The period of no pulses referred to above corresponds to a time during which the stepping motor 48 is turned "off" and motion of the cams (see FIG. 7, line D) on the motor shaft ceases. This period is chosen to be of sufficient length to permit the trailing edge of a document (see 53 MSEC on line B) to clear the end of the open chamber 36 before the stop arm obstructs the passage by reverting to the stop position. This delay in return of the end 126 of the stop arm 120 to the stop position corresponds in length to the time between the 20th and 21st pulses from the timing cam or the time between the two 300 degree points in FIG. 7, line D.
Referring to the mechanical and electrical elements discussed heretofore, it is clear, starting from a point corresponding to the left edge of FIG. 7 that rotation of the motor 48 will cause the shaft 56, and with it the timing disc and cams, to rotate producing the timed relationships indicated in FIG. 7.
Considering FIG. 7 line A, it will be seen that rotation of the timing disc produces a plurality of precisely spaced pulses from the sensor combination 162 and 164. These pulses are used to time the operation of the motor and to turn it "off" for a time period of about 53 milliseconds after 20 pulses are received.
Line B in FIG. 7 indicates that the rotation of the semi-circular cams 44 causes them to engage a document in the viewing chamber 36 and to start moving it when they have rotated 90 degrees.
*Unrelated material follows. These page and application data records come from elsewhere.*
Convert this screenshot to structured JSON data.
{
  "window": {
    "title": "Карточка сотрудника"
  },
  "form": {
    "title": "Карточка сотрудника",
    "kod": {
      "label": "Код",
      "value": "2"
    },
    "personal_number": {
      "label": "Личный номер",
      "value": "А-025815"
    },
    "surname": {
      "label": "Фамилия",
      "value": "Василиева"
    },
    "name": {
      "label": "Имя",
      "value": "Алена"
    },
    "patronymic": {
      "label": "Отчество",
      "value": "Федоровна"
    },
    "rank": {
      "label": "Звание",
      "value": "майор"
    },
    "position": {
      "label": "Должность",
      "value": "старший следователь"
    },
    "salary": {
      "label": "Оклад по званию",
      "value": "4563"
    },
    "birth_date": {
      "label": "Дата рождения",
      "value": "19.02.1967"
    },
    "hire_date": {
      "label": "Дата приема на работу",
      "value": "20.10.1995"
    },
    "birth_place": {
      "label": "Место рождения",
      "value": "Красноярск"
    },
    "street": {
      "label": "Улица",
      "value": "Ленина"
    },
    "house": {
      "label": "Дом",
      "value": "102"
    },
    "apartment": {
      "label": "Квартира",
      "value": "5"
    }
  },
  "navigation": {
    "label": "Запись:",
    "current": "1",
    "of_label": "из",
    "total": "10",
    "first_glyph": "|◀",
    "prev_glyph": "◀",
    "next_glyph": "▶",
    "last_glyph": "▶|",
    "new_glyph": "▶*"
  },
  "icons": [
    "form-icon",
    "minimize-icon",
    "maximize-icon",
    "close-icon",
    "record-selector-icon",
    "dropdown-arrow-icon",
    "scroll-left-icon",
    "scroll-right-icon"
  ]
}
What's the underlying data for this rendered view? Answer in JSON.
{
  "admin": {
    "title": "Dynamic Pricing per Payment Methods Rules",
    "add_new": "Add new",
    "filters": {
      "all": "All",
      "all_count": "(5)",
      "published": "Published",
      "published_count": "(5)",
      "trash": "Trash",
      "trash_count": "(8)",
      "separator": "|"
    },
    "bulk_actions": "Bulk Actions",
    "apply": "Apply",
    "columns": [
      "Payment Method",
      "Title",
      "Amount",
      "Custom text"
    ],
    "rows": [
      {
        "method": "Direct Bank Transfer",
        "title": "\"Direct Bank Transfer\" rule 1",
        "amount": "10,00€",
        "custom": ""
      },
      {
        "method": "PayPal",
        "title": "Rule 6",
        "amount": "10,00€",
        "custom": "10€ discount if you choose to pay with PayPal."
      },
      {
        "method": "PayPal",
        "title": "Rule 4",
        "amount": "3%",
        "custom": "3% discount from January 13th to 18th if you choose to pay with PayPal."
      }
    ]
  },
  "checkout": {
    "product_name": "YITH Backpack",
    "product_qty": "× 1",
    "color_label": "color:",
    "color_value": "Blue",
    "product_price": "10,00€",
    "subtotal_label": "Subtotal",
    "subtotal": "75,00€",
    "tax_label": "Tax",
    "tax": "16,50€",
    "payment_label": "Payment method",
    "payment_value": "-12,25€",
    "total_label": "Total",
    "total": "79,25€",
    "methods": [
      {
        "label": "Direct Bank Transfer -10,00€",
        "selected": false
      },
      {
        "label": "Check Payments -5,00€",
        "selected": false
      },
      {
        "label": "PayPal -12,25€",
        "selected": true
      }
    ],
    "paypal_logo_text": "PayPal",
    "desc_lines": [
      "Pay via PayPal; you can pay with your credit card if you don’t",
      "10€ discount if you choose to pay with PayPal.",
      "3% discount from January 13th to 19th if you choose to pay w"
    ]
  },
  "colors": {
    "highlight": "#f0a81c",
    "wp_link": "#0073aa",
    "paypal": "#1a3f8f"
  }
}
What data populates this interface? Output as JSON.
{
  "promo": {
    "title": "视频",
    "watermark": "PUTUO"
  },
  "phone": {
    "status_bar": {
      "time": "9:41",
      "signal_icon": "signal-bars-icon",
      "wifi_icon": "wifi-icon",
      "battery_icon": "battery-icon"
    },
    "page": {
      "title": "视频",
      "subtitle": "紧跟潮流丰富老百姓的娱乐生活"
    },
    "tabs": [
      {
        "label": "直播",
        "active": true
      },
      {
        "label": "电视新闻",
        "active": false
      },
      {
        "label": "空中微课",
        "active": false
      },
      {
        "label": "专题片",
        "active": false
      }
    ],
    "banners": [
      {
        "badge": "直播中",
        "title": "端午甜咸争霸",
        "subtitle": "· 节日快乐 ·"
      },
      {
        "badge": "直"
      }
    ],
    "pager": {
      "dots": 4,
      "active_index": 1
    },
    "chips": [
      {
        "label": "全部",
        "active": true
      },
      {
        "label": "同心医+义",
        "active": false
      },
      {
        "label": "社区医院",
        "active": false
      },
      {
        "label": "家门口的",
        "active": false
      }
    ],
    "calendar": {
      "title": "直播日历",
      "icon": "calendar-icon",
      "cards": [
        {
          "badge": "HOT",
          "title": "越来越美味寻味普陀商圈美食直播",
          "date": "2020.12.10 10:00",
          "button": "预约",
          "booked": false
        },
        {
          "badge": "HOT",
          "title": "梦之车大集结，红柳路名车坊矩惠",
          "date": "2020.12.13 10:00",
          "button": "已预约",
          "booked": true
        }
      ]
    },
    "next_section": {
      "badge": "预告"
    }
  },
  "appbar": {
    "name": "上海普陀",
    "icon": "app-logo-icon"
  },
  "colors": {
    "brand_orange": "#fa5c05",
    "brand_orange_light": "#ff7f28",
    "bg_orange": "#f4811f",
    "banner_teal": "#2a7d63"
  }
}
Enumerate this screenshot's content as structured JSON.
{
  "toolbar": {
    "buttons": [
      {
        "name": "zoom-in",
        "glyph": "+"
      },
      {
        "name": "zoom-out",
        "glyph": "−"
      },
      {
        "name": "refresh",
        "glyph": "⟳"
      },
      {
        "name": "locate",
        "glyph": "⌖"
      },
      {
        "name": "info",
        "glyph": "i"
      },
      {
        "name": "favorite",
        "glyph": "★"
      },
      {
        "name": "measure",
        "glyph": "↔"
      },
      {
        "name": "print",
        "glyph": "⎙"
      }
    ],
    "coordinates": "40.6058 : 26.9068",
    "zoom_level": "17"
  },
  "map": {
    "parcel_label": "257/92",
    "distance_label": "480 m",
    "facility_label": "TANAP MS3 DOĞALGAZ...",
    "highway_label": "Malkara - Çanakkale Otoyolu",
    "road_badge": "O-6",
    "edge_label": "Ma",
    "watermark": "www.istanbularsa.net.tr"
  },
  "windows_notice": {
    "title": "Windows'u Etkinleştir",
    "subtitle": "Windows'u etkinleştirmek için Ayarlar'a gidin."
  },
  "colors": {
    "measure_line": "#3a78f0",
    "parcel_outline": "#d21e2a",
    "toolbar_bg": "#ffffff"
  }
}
It indicates further that the cams 44 will disengage the document, and stop moving it, when they rotate 180 degrees and reach the 270 degree point. As indicated on line B, the document having disengaged, the document will take a maximum of about 53 milliseconds to move clear of the viewing chamber. The actual time needed to clear the chamber is, of course, a function of document length where 53 milliseconds is the maximum expected for documents which will usually be sorted by this equipment.
The stop arm is designed to be engaged for a period corresponding to 30 degrees as indicated between 0-15 degrees and 345-360 degrees on line C of FIG. 7. It will be seen that the diagonal dashed line 181 of line C represents the way the document stop would be operated if there were no delays caused by stopping the motor. Under those circumstances the stop arm would close to its stop position thereby striking a document still being ejected within the 53 millisecond period from the viewing chambers. With the delay in the return of the stop arm referred to before, the document will have plenty of time to clear the viewing chamber.
Turning next to line D FIG. 7 for an explanation of the operation of the semi-circular cams 44, it will be realized that at 0 degrees, corresponding to the left edge of the Figure, the cams are at rest with their flat faces parallel to the long edges of the receiving chamber 36. When the motor 48 turns these cams through 90 degrees they will engage the document causing it to move until they turn 270 degrees at which point they will disengage the document and stop driving it. When the motor stops at 300 degrees, as explained above, cams 44 and 100 will stop for the period of 53 milliseconds, allowing the document to be driven by its own inertia from the viewing chamber 36. The motor is then started again to complete the 360 degree revolution and bring the stop arm into the stop position so that it can detain the next document.